If you’re thinking about your financial picture since it’s the end of the year, one of the things you might be thinking about is property taxes. Here’s everything you need to know about appealing them if you feel that your property’s valuation is wrong. Important note: your appeal must be postmarked or delivered by December 31st, so the time is coming fast!
Receiving and Reviewing Your Property Tax Notice
Multnomah County tax bills are mailed by October 25th of each year. Carefully review all of the information on your bill. If you have any questions or concerns, make a list of them.
Multnomah County’s Department of Assessment and Taxation asks that you contact the office via live chat, phone, or email for more information about how your property value was determined before you actually file an appeal.

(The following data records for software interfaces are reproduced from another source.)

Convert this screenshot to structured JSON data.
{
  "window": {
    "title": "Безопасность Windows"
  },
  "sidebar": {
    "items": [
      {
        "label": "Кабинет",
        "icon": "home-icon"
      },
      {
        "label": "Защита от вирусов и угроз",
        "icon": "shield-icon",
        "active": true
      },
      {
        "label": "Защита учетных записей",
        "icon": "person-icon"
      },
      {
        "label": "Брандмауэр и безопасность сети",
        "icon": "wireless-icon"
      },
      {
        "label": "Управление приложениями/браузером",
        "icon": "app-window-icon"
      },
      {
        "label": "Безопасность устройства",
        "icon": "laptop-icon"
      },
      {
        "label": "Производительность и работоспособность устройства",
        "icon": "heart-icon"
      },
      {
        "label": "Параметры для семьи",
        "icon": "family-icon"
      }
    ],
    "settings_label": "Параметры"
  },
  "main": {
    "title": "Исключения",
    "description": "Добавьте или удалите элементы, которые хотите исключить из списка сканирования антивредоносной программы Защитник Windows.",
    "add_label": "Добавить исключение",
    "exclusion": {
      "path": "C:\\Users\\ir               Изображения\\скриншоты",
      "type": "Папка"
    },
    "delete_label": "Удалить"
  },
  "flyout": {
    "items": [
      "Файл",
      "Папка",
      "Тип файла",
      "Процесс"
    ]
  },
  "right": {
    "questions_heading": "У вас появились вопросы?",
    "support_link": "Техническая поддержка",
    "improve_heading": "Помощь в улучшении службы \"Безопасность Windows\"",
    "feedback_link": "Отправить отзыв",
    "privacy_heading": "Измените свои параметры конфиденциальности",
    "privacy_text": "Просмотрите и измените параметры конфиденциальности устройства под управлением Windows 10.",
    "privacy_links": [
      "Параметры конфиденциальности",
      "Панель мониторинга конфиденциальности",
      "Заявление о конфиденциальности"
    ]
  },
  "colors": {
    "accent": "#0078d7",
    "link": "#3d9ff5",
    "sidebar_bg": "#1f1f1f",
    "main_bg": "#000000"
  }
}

The appraisers can help you understand your value and give you more information that may help you determine whether or not an appeal is a smart move.
Reasons to Appeal Your Property Valuation
There are three reasons why you can file an appeal:
Value: You can appeal your property’s Real Market Value (RMV), Specially Assessed Value (SAV), or Assessed Value (AV) for the current year. This includes business property, floating property, and also manufactured structures. In this case, you’re asking for a reduction in the value of your property.
Exception Event: If you’ve updated or remodeled your property and you think that the Assessor has increased your property’s value to be too high, you can appeal the amount of the increase that is associated with the improvements you’ve done to your property.
Penalty: If you disagree with a penalty you were assessed because you filed your taxes late, you can ask to have the penalty waived. The penalty is only waived under extraordinary circumstances like an illness or disability which meant that you couldn’t pay taxes or because misinformation provided by county taxation or assessment staff made your property tax return late. Penalty appeals can be filed with this form.
Filing a Property Valuation Appeal
This section will deal with the first two situations above (value and exception event appeals).
Remember, all appeals must be delivered or postmarked by December 31st, or they will be dismissed.
- Fill out this form and include the $30 filing fee. You must either be the owner or prove that you’re otherwise obligated to pay the taxes on the property.
- Decide whether or not you or a representative of you will attend at the hearing. If you don’t attend, the Board of Property Tax Appeals will make a decision about your property without you there.
- Include the RMV you’re appealing and the RMV you’re requesting. This amount should be what you think your property was worth on the open market as of January 1 of the current year. You can appeal either the total value of your property or the value of components (including land, machinery, buildings, and manufactured structures).
- If you’ve recently remodeled or added to your property, address it in the Changes to Property section of the form.
- Attach all evidence you have for your appeal, as it’s your responsibility to prove the original assessment wrong. This brochure includes helpful information about the types of evidence that can lead to a successful appeal. Note that pieces of evidence (pictures, appraisals, etc.) will not be returned to you.
The Appeal Process
Hearings will take place between the first Monday in February through April 15th. You’ll be notified so you or your representative can attend.
If you don’t disagree with the decision from the Board of Property Tax Appeals hearing, you can appeal the decision to the Magistrate Division of the Oregon Tax Court by filing a written complaint. The assessor can also appeal the board’s decision. You have 30 days to file a complaint with the court after the board’s order is mailed or delivered to you. You can download appeal forms at http://www.courts.oregon.gov/.
You can appeal the magistrate decision to the Regular Division of the Oregon Tax Court. File your complaint with the court clerk within 60 days after the magistrate’s decision. The tax court clerk will give you a trial date and time. You will likely want to be represented by a lawyer during this formal proceeding.
Any further appeals about your property tax valuation must go to the Oregon Supreme Court.
Limitations on Appeals
There are several limitations on property tax appeals that you should keep in mind, including:
- Hardship isn’t a factor in establishing value.
- Although property taxes are based on value, you’re not actually appealing the amount of tax you owe, just your property’s value. A reduction in the Real Market Value of your property may not actually reduce the tax you owe.
- You can only appeal values for the current year.
- Lack of normal property maintenance is not a basis for appeal.
- You can’t appeal tax rates or the tax system.
If you have any questions about your property’s value, I’d be happy to help! These can be complicated questions to figure out, so don’t be hesitant to reach out.